U.S. Equal Employment Opportunity Commission
EEOC Obtains $50,000 for Worker Fired Due to Epilepsy
MODESTO, Calif. – Modesto retailer Buy Rite Thrift Store has agreed to pay $50,000 to settle a disability discrimination lawsuit filed by the U.S. Equal Employment Opportunity Commission (EEOC), the agency announced today.
The EEOC’s lawsuit alleged that Buy Rite illegally fired a stocker on the night shift who has epilepsy after he experienced mild seizures at work. Rather than requesting that the worker to take a fitness exam or provide medical documentation of his ability to perform the job duties required of his position, the thrift shop relied on its own judgment – which is not consistent with the law – to determine that the employee was a danger to himself and others, the EEOC said.
The Americans with Disabilities Act (ADA) prohibits disability discrimination and requires employers to make reasonable accommodations to employees with disabilities. After an investigation by EEOC Investigator Rosa Salazar and after first attempting to reach a pre-litigation settlement, the EEOC filed suit (EEOC v. BRT Management Company, Inc. dba Buy Rite Thrift Store and W. & J. Capitol and Mgt. Co., Inc. d/b/a Buy Rite Thrift Store, Case No. CV 11-4536-HRL) in U.S. District Court for the Northern District of California last September after first attempting to reach a pre-litigation settlement through its conciliation process. Buy Rite chose to work with the EEOC and settle the case before the owners sold the business in December 2011.
“It was a hard blow to lose my job because of my employer’s response to my epilepsy,” said the worker. “For 17 years, I have done similar work before as a stocker and cashier at a grocery store. Having mild seizures at work never stopped me from getting my job done successfully.” He added, “I hope my experience can help others learn to look beyond their fears about epilepsy, and instead focus on what a worker like me can actually do.”
EEOC San Francisco Regional Attorney William R. Tamayo said, “The Centers for Disease Control estimates that two million Americans have epilepsy. Given that each person is impacted by epilepsy to varying degrees and in different ways, it would be a huge mistake to assume that having seizures automatically disqualifies an employee from performing a job. It’s critical to use objective evidence to determine whether that particular worker can perform the duties of the specific position.”
EEOC San Francisco District Director Michael Baldonado added, “Disability discrimination is both illegal and bad business. Employers may lose out on talented and loyal employees if they rely upon myths and stereotypes about disabilities instead making an unbiased evaluation of each individual.”
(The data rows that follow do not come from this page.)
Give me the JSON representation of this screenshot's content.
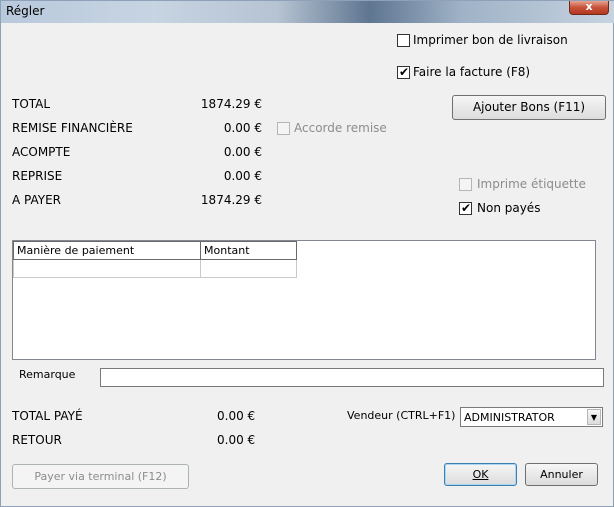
{
  "window": {
    "title": "Régler",
    "close_label": "x"
  },
  "options": {
    "print_delivery_note": {
      "label": "Imprimer bon de livraison",
      "checked": false
    },
    "make_invoice": {
      "label": "Faire la facture (F8)",
      "checked": true
    },
    "grant_discount": {
      "label": "Accorde remise",
      "checked": false,
      "enabled": false
    },
    "print_label": {
      "label": "Imprime étiquette",
      "checked": false,
      "enabled": false
    },
    "unpaid": {
      "label": "Non payés",
      "checked": true
    }
  },
  "buttons": {
    "add_notes": "Ajouter Bons (F11)",
    "pay_terminal": "Payer via terminal (F12)",
    "ok": "OK",
    "cancel": "Annuler"
  },
  "totals": [
    {
      "label": "TOTAL",
      "value": "1874.29 €"
    },
    {
      "label": "REMISE FINANCIÈRE",
      "value": "0.00 €"
    },
    {
      "label": "ACOMPTE",
      "value": "0.00 €"
    },
    {
      "label": "REPRISE",
      "value": "0.00 €"
    },
    {
      "label": "A PAYER",
      "value": "1874.29 €"
    }
  ],
  "payment_table": {
    "columns": [
      "Manière de paiement",
      "Montant"
    ],
    "rows": [
      [
        "",
        ""
      ]
    ]
  },
  "remark": {
    "label": "Remarque",
    "value": ""
  },
  "summary": {
    "total_paid_label": "TOTAL PAYÉ",
    "total_paid_value": "0.00 €",
    "return_label": "RETOUR",
    "return_value": "0.00 €"
  },
  "seller": {
    "label": "Vendeur (CTRL+F1)",
    "value": "ADMINISTRATOR"
  },
  "colors": {
    "title_gradient_dark": "#5f7691",
    "close_red": "#c8523a",
    "ok_border": "#3c7fb1"
  }
}
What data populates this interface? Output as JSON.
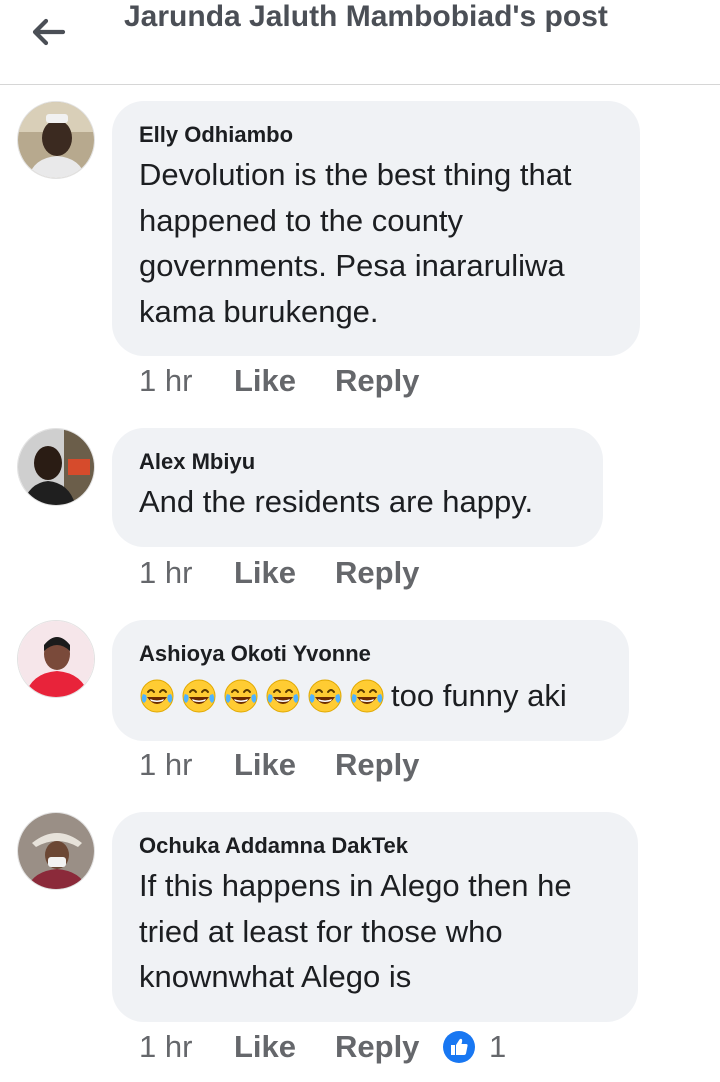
{
  "header": {
    "title": "Jarunda Jaluth Mambobiad's post"
  },
  "comments": [
    {
      "author": "Elly Odhiambo",
      "text": "Devolution is the best thing that happened to the county governments. Pesa inararuliwa kama burukenge.",
      "time": "1 hr",
      "like_label": "Like",
      "reply_label": "Reply"
    },
    {
      "author": "Alex Mbiyu",
      "text": "And the residents are happy.",
      "time": "1 hr",
      "like_label": "Like",
      "reply_label": "Reply"
    },
    {
      "author": "Ashioya Okoti Yvonne",
      "emoji_count": 6,
      "emoji_name": "face-with-tears-of-joy",
      "text": "too funny aki",
      "time": "1 hr",
      "like_label": "Like",
      "reply_label": "Reply"
    },
    {
      "author": "Ochuka Addamna DakTek",
      "text": "If this happens in Alego then he tried at least for those who knownwhat Alego is",
      "time": "1 hr",
      "like_label": "Like",
      "reply_label": "Reply",
      "reaction": {
        "icon": "like-icon",
        "count": "1"
      }
    }
  ],
  "colors": {
    "bubble": "#f0f2f5",
    "meta": "#65676b",
    "title": "#4b4f56",
    "like_blue": "#1877f2"
  }
}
The EEOC enforces federal laws prohibiting employment discrimination. Further information about the EEOC is available on its web site at www.eeoc.gov.